Friday, June 6, 2014
Shima Baradaran (University of Utah - S.J. Quinney College of Law) has posted Teaching Research Methods to Understand Business Crimes (Ohio State Journal of Criminal Law, Vol. 11, No. 2, 2014) on SSRN. Here is the abstract:

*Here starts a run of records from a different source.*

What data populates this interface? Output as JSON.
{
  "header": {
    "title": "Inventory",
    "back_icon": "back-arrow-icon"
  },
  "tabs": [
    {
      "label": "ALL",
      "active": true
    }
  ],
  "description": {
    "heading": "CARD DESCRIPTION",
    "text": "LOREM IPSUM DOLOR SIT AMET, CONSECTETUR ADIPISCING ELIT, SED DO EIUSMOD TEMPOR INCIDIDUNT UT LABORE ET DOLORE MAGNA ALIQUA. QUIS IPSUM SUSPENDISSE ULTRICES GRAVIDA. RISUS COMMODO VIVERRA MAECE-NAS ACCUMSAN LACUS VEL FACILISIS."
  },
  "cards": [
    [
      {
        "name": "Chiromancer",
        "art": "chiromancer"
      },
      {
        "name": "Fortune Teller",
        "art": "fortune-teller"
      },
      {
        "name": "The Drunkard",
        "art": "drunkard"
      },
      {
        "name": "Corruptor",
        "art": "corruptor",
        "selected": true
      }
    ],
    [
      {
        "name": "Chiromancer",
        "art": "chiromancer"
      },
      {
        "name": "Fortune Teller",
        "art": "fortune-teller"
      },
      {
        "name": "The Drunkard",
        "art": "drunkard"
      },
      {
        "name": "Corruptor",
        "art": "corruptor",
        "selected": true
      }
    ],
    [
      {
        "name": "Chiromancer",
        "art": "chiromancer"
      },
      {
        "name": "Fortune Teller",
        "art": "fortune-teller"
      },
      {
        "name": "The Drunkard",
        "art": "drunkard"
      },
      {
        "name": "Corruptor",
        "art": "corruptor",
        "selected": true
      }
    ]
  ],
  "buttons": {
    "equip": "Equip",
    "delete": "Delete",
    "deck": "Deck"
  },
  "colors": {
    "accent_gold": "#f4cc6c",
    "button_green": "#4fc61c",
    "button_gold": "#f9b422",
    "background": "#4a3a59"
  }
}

In legal education, professors often wish to go beyond the black letter law to challenge students with unresolved legal questions. Professors’ main goal in the classroom — as effected through the Socratic method or otherwise — is to help students learn to think critically about these questions to arrive at reasonable and thoughtful answers. But what about the questions that require more than classroom discussion—those that demand the application of various accepted research methods such as surveys, data mining, experimentation, and the like — to analyze trends or behavior in hopes of finding acceptable solutions to hard questions? My remarks here discuss the idea of lifting the various research techniques professors often employ in scholarship and using those methods as a teaching tool to provide answers to important questions. Highlighting different approaches to answering a research question can be a unique pedagogical tool in the quest to help students learn to think critically and question the information they receive.